A great leader of Ngāti Kahungunu has been returned to his home. Professor Piri Sciascia now lies in state at Rongomaraeroa Marae in Pōrangahau, Hawke's Bay. He is surrounded by his loved ones who are mourning the loss of a stalwart of haka, Māori language and tikanga.
In the coming days, the masses are expected to converge on the marae to pay homage and bid him a final farewell.
"He Toi Whakairo, He Mana Tangata." Where there is artistic excellence there is human dignity, Ngāti Kahungunu say Piri Sciascia was the embodiment of this saying.
Piri's younger sister, Raina Ferris, says, "He was that son who sat at the feet of his elder Pāpā Frank, he was a mokopuna chosen because of the knowledge he had, Piri grew up in that world. He went to Te Aute College where his knowledge and skills increased and that was the beginning of his journey. He was that son who cared for people and was very hospitable. He took great care of his family, his home and the elderly."

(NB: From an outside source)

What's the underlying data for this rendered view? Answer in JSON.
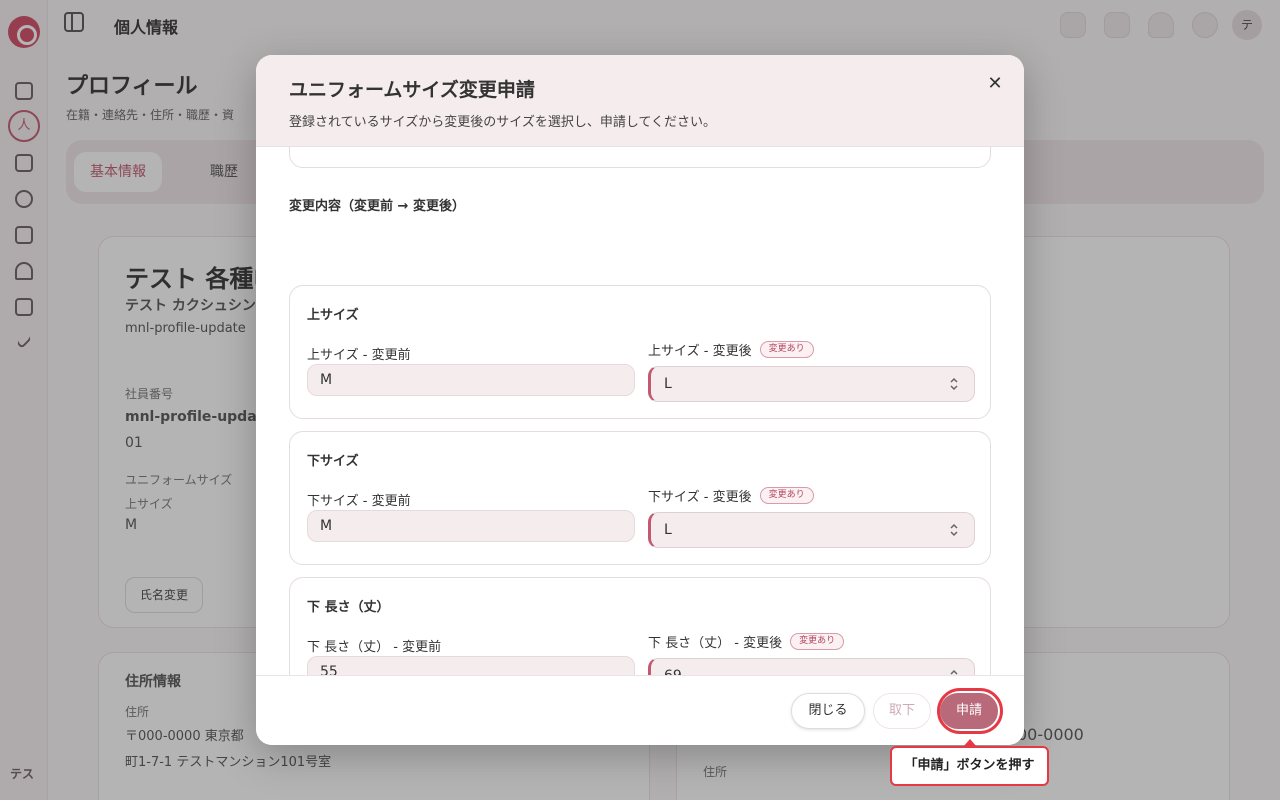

Raina is married to Doc Ferris, Piri's brother-in-law. "From way back, he was one of those guardians for ancestral knowledge for this area, particularly the history of Ngāti Kere, Ngāti Pihere, Ngāti Manuhiri, with links to Korongata and to Te Whatuiāpiti. At Korongata is Hikawera, the ancestor of Ngāti Pōporo, that was Piri's lineage," he says.
Ngāti Kahungunu chair Ngahiwi Tomoana says, "Ngāti Kahungunu are bereft at the passing of one of our tribe's greatest mouthpieces. Piri was the pinnacle of Ngāti Kahungunu, of Tākitimu waka from Tauranga, to the East Coast, to Kahungunu country to Mt Aoraki, to Ngāi Tahu country. Our statesman here has been silenced and our canoe, our people, are in mourning. Our marae mourns, our families mourn, we all are in a state of mourning."
While he has been rightly returned to Ngāti Kahungunu to be laid to rest, Piri also has ties to Ngāti Māmoe, Ngāi Tahu and Ngāti Rangitāne.
Raina Ferris says, "The Māori is not the only world of which we speak. You know we are Italian as well and he was super instrumental in our migration back to Italy to reconnect that whakapapa line. He played a huge part in that along with others."
"Oh, there's the Sciascia flag, so we have a Sciascia flag flying at the moment, and our Scottish genealogy as well. So genealogy is the most important thing," she says.
The gifts this man has left in his wake in arts and all arenas will forever be remembered.
"He was the beginning of Tamatea Arikinui and his sisters. He was a very staunch supporter of the ability of women to stand and to learn the ancient Māori customs pertaining to the performing arts," Doc Ferris says.
Over the coming days, the masses are expected to descend onto the marae to bid a final farewell. The burial of this great leader is expected to take place on Wednesday.